New Jersey Institute for Social Justice


Location: Newark, NJ

Address of Internship: 60 Park Place, Suite 511 Newark, NJ 07102

Number of Positions: 1

Organization Description

The New Jersey Institute for Social Justice (“NJISJ” or “the Institute”) is a Newark-based research and advocacy organization dedicated to the advancement of New Jersey's urban areas and residents. Established in 1999 by the Alan V. and Amy Lowenstein Foundation, the Institute aims to create just, vibrant, and healthy urban communities through the programmatic lens of its three pillars: economic justice, civic engagement, and criminal justice reform. These three platform areas provide a comprehensive basis for approaching the inequities and disparities that ail urban communities in New Jersey and around the country.
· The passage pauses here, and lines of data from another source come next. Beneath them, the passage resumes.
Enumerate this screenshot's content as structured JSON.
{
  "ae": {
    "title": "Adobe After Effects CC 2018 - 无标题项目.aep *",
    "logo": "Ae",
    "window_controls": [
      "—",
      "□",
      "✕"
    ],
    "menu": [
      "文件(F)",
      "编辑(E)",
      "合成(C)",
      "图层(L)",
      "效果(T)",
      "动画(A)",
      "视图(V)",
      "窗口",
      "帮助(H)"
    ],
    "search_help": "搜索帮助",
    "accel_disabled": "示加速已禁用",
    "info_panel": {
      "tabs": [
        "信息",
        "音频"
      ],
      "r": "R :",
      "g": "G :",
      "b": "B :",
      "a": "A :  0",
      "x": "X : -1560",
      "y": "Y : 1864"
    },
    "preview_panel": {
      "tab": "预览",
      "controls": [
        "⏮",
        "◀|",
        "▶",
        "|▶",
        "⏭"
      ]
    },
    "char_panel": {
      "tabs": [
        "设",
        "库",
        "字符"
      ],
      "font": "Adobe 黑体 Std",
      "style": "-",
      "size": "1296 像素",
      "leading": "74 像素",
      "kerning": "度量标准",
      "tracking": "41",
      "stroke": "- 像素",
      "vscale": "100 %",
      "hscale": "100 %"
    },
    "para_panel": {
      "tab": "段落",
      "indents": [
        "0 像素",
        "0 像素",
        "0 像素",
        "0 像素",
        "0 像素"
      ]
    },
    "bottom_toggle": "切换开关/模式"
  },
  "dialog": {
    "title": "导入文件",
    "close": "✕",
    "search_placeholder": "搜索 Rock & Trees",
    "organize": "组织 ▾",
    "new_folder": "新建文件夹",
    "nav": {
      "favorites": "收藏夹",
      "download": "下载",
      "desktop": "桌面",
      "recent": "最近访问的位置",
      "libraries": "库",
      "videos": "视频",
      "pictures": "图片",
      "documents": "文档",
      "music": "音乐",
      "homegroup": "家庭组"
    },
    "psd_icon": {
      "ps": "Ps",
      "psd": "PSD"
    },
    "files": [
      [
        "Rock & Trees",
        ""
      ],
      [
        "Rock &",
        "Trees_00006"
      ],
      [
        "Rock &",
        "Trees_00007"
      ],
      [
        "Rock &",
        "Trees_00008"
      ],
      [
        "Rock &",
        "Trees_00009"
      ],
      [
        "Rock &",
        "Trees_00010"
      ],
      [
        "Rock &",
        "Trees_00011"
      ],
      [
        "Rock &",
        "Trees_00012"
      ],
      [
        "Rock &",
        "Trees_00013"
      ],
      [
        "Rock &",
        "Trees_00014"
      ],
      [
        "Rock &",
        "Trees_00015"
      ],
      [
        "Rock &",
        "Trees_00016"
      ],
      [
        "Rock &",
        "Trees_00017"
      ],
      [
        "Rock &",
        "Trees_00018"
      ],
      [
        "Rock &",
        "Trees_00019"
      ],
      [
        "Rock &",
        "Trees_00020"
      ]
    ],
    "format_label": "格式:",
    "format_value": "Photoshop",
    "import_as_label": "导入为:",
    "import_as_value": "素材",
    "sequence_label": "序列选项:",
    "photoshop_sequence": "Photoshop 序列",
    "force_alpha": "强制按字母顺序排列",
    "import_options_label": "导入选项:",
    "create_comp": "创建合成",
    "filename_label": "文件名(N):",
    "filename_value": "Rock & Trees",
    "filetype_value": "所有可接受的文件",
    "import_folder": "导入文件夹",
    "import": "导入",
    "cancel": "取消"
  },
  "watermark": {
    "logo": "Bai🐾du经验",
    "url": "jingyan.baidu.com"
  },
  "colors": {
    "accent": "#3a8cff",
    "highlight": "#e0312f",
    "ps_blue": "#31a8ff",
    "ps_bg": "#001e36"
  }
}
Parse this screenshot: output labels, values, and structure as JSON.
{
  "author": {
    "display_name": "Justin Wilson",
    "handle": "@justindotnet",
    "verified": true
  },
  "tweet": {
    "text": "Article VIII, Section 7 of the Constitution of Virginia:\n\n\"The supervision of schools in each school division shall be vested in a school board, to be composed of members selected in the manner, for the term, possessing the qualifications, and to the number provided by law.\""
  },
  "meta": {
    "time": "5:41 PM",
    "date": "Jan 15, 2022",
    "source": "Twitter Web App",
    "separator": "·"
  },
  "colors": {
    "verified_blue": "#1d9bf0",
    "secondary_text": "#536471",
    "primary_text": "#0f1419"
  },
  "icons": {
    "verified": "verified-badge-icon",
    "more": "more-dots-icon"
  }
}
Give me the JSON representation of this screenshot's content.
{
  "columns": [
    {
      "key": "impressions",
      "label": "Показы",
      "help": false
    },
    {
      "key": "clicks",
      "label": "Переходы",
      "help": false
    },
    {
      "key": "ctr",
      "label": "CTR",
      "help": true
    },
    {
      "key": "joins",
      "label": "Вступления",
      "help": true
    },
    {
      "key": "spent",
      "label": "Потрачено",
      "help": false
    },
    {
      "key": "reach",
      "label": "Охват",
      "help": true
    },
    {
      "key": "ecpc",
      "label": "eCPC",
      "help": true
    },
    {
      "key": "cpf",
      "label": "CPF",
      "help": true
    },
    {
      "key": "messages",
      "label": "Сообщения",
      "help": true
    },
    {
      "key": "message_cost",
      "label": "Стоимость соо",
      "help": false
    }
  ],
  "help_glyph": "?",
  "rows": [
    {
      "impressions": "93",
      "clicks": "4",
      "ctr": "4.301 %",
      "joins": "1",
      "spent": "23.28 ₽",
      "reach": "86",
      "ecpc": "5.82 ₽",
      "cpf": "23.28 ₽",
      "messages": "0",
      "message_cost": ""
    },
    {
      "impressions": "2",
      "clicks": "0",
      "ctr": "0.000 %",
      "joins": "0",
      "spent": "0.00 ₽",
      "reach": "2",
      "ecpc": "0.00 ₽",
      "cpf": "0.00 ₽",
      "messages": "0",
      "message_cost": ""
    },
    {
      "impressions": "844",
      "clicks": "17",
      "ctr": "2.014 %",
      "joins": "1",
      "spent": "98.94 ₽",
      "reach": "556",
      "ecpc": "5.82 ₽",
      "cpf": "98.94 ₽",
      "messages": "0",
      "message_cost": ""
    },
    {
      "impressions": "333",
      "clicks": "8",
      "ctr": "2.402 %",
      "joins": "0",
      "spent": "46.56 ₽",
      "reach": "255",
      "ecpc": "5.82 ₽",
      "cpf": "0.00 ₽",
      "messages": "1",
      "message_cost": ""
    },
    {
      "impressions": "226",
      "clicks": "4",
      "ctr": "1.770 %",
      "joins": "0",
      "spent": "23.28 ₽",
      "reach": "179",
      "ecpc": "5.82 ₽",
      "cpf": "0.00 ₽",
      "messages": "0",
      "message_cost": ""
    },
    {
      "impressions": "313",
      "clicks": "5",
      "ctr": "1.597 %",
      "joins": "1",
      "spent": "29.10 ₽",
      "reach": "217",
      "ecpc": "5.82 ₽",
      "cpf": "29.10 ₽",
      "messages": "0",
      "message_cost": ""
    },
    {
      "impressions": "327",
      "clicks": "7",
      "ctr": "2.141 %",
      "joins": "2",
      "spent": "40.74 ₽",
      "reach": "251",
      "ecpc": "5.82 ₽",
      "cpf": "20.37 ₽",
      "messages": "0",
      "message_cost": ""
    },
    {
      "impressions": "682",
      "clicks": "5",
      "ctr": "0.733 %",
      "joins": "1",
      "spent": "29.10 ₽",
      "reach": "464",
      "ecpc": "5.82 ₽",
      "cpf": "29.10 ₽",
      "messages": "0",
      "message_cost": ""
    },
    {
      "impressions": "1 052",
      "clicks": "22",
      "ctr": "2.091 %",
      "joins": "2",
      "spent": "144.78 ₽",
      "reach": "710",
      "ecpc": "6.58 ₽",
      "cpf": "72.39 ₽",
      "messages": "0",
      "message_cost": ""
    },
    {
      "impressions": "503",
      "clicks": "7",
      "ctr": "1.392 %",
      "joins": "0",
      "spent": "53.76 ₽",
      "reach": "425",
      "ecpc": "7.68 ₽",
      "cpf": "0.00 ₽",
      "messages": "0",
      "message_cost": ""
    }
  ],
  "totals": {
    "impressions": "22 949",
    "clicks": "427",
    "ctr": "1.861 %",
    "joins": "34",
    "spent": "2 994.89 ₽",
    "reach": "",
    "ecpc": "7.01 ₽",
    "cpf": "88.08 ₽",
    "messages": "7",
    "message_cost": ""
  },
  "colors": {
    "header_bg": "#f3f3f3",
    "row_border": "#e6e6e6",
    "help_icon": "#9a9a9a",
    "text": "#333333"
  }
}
The interns will be a force multiplier. The Institute always has its hands in quite a number of projects; thus, the interns will take on substantial components of multiple initiatives, performing critical research and analysis and producing a variety of written products across our three pillars.

It is the Institute’s strong belief that New Jersey’s urban areas hold remarkable potential to act as regionally competitive economic engines while providing resilient, vital, and attractive communities to their residents. It is the Institute’s work to identify, analyze, and address the underlying causes of social and economic disparities, and to challenge the barriers that constrain cities and their residents from achieving their full potential. The Institute’s work is grounded by our desire to create change that is at once transformative, achievable here in New Jersey, and also replicable across the nation.

Position Description

New Jersey has the worst racial disparities among its incarcerated Black and white youth in the country. In New Jersey, a Black youth is thirty times more likely to be detained or committed to a youth facility than a white child. To advance a transformative vision for New Jersey’s youth, the Institute launched its 150 Years Is Enough campaign in June 2017—the 150th anniversary of the opening of the state’s largest youth prison for boys. The campaign seeks to transform New Jersey’s youth incarceration system into a community-based continuum of care, principally by aiming to close the New Jersey Training School for Boys (“Jamesburg”) and the Female Secure Care and Intake Facility (“Hayes”), and reinvesting funds into community-based alternatives to incarceration.

The Institute also serves on the Monitoring Team overseeing the consent decree between the United States Department of Justice (DOJ) and the City of Newark in regards to unconstitutional practices undertaken by the Newark Police Division (NPD). A consent decree, in the context of policing, is an agreement that a police department voluntarily enters into to revise policies, realign goals, and renew its commitment to the community. In 2014, DOJ released a report stating that it had concluded an investigation into NPD and found that the NPD had engaged in a pattern or practice of unconstitutional and/or dehumanizing tactics. Thereafter, the DOJ entered into this court-backed consent decree with the NPD. The court appointed former New Jersey Attorney General Peter Harvey to be the Independent Monitor of the process; he then assembled a Monitoring Team to assist him in this work. The Monitoring Team oversees the transformation of the NPD and makes sure the NPD is sticking to the schedules and substantive mandates of the consent decree. The Institute’s position on the Monitoring Team has a specific emphasis on facilitating and promoting community engagement.

Beyond the bounds of the consent decree, the Institute is establishing its own initiatives for police reform in this state and country. This work, under the working title of Policing Reimagined, centers upon assessing best practices, envisioning less punitive and carceral responses to social issues, and campaigning for large-scale shifts in the way policing is done around New Jersey and in onlooking states that will replicate the models produce by the Institute

Previous Guggenheim Fellows had the following police reform work opportunities and responsibilities:
• Drafted white papers on NPD’s draft policies and created facilitator questions for community forums to discuss said policies;
• Researched LGBT policies of the nation’s largest police departments to inform NPD’s draft LGBT policy; and
• Researched best practices in policing to prepare draft 10 Things You Can do to Reform Law Enforcement in New Jersey booklet.



The intern will be deeply immersed in the Institute’s criminal justice work. As a result, they will need strong critical thinking and writing skills, a high level of professionalism, and attention to detail. Given the nature of the intern assignments (including but not limited to research and attending public meetings/hearings), the Institute encourages students to be inquisitive, adaptable, and receptive to feedback. To thrive in this environment the intern will need good communications skills and technical proficiency in Microsoft Office suite.